Furthermore, by contributing to the development of social capital, the strategies outlined by Prewitt Diaz and Dayal can add value to community life in ways that transcend any specific event. By developing strategies with the potential to increase the longer-term return on investment, the approach outlined by Prewitt Diaz and Dayal could also serve as a vehicle for convincing policy makers and planners of the cost-effectiveness of more comprehensive community-based intervention and the wider benefits that can accrue from providing financial and other support for such initiatives.
One way in which the future social capital of a community can be detrimentally affected by a disaster is through its consequences for future generations, with the impact of hazard experience on educational outcomes representing one such possibility. In their short communication, Teuku Tahlil and Ches Jones discuss some preliminary work on the relationship between the community impact of the 2004 tsunami and educational outcomes in Aceh.

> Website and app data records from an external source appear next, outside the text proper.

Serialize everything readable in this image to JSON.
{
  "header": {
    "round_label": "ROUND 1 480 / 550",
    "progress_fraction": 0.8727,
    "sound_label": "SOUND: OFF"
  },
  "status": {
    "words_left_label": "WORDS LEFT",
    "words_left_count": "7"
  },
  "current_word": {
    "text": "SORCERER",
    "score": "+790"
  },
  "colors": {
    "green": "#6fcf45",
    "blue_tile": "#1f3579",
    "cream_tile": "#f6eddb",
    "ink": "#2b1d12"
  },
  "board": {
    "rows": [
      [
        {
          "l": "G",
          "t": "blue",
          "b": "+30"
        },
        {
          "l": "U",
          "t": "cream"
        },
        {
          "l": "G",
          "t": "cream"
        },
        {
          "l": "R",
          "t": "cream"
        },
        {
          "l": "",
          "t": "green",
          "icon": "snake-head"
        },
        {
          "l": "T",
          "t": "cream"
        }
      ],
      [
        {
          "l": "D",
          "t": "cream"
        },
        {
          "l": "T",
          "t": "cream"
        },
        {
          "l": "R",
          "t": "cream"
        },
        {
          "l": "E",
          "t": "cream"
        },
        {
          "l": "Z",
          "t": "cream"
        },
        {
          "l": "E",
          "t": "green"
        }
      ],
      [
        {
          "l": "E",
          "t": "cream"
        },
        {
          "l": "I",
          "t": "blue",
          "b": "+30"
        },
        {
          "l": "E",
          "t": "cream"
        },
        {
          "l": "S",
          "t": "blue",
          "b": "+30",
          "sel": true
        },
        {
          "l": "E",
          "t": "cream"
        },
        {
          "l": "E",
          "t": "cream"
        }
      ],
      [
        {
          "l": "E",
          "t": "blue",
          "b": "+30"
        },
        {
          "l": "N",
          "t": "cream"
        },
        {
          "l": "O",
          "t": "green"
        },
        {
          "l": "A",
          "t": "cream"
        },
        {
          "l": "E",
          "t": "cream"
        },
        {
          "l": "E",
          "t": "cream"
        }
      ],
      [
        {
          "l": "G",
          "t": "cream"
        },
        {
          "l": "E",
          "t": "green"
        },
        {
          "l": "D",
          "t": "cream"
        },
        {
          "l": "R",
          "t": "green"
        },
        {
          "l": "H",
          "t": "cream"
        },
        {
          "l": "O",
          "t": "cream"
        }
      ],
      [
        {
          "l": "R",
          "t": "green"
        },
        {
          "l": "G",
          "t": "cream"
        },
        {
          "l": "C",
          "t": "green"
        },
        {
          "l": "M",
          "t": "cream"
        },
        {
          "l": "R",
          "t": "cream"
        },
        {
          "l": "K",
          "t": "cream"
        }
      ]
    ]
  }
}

While loss of family members did not affect university attendance, Tahlil and Jones report the possibility that levels of hazard experience, the level of fear associated with the latter, and the loss of personal possessions did. Adverse consequences for attendance did not, however, translate into poorer academic performance. Whilst their findings must remain tentative at this stage, the data reported by Tahlil and Jones raise a need to examine whether psychosocial support strategies such as those outlined in the earlier papers in this volume are operating within the university community in ways that facilitated recovery and mitigated any adverse impacts on academic performance.

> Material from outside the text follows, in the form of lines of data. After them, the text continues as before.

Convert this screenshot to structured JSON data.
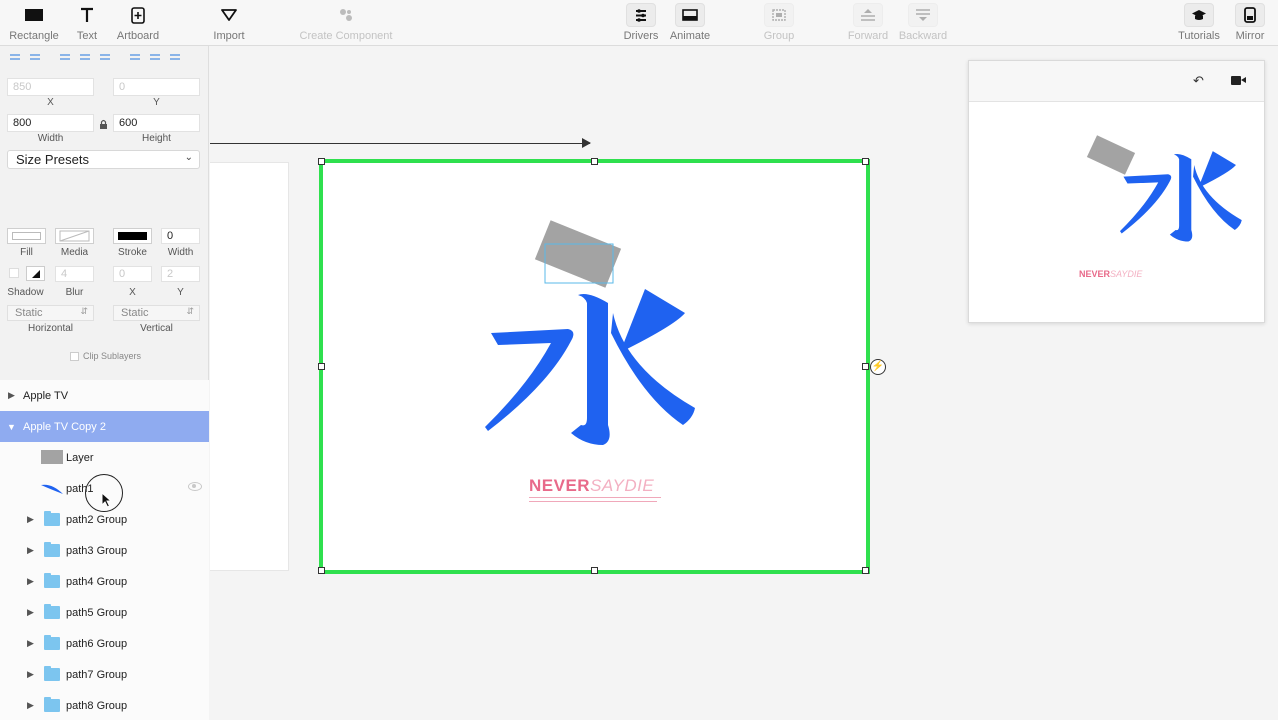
{
  "toolbar": {
    "rectangle": "Rectangle",
    "text": "Text",
    "artboard": "Artboard",
    "import": "Import",
    "create_component": "Create Component",
    "drivers": "Drivers",
    "animate": "Animate",
    "group": "Group",
    "forward": "Forward",
    "backward": "Backward",
    "tutorials": "Tutorials",
    "mirror": "Mirror"
  },
  "inspector": {
    "x_value": "850",
    "y_value": "0",
    "x_label": "X",
    "y_label": "Y",
    "width_value": "800",
    "height_value": "600",
    "width_label": "Width",
    "height_label": "Height",
    "size_presets": "Size Presets",
    "fill_label": "Fill",
    "media_label": "Media",
    "stroke_label": "Stroke",
    "stroke_width_value": "0",
    "stroke_width_label": "Width",
    "shadow_label": "Shadow",
    "blur_value": "4",
    "blur_label": "Blur",
    "shadow_x_value": "0",
    "shadow_x_label": "X",
    "shadow_y_value": "2",
    "shadow_y_label": "Y",
    "horizontal_value": "Static",
    "horizontal_label": "Horizontal",
    "vertical_value": "Static",
    "vertical_label": "Vertical",
    "clip_sublayers": "Clip Sublayers"
  },
  "layers": {
    "items": [
      {
        "label": "Apple TV"
      },
      {
        "label": "Apple TV Copy 2"
      },
      {
        "label": "Layer"
      },
      {
        "label": "path1"
      },
      {
        "label": "path2 Group"
      },
      {
        "label": "path3 Group"
      },
      {
        "label": "path4 Group"
      },
      {
        "label": "path5 Group"
      },
      {
        "label": "path6 Group"
      },
      {
        "label": "path7 Group"
      },
      {
        "label": "path8 Group"
      }
    ]
  },
  "canvas": {
    "glyph": "永",
    "brand_a": "NEVER",
    "brand_b": "SAYDIE"
  },
  "colors": {
    "selection_green": "#2fe04e",
    "glyph_blue": "#1f62f0",
    "brand_pink": "#e86a8a",
    "layer_selected": "#8fabf0",
    "folder_blue": "#7cc5ef"
  },
  "icons": {
    "undo": "undo-icon",
    "camera": "video-camera-icon"
  }
}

Collectively, the papers that comprise this issue are indicative of the growing wealth of resources that can be drawn upon by emergency planning agencies to facilitate the adaptive capacity of the communities they serve. A corollary of the views expressed here is that not pursuing these options will have the effect of increasing peoples future vulnerability or, at the very least, losing a valuable opportunity to use a disaster as a catalyst for future development in ways that ensures that one legacy of an disaster event is a stronger, more resilient community.
Massey University, New Zealand
May 20, 2008